[Items from a data source]

···

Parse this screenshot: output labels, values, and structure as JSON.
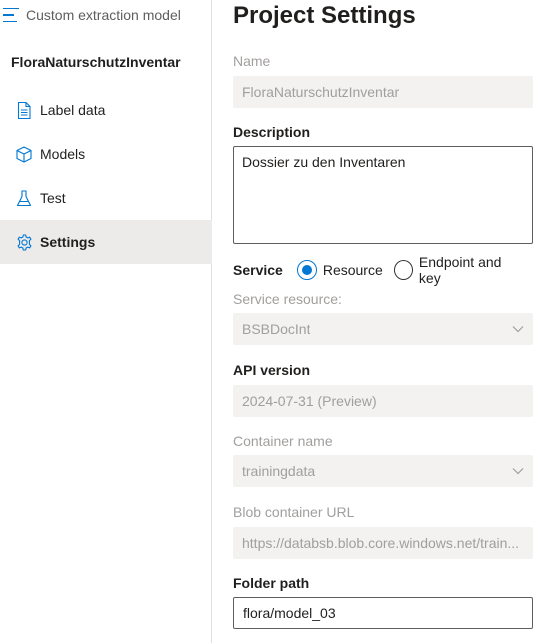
{
  "sidebar": {
    "app_title": "Custom extraction model",
    "project_name": "FloraNaturschutzInventar",
    "items": [
      {
        "label": "Label data",
        "icon": "document-icon"
      },
      {
        "label": "Models",
        "icon": "cube-icon"
      },
      {
        "label": "Test",
        "icon": "flask-icon"
      },
      {
        "label": "Settings",
        "icon": "gear-icon",
        "active": true
      }
    ]
  },
  "main": {
    "title": "Project Settings",
    "name": {
      "label": "Name",
      "value": "FloraNaturschutzInventar"
    },
    "description": {
      "label": "Description",
      "value": "Dossier zu den Inventaren"
    },
    "service": {
      "label": "Service",
      "options": [
        {
          "label": "Resource",
          "selected": true
        },
        {
          "label": "Endpoint and key",
          "selected": false
        }
      ]
    },
    "service_resource": {
      "label": "Service resource:",
      "value": "BSBDocInt"
    },
    "api_version": {
      "label": "API version",
      "value": "2024-07-31 (Preview)"
    },
    "container_name": {
      "label": "Container name",
      "value": "trainingdata"
    },
    "blob_url": {
      "label": "Blob container URL",
      "value": "https://databsb.blob.core.windows.net/train..."
    },
    "folder_path": {
      "label": "Folder path",
      "value": "flora/model_03"
    }
  },
  "colors": {
    "accent": "#0078d4",
    "active_bg": "#edebe9",
    "disabled_field_bg": "#f3f2f1",
    "disabled_text": "#a19f9d"
  }
}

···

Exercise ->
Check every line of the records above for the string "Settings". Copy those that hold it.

Solution to this exercise ->
        "label": "Settings",
    "title": "Project Settings",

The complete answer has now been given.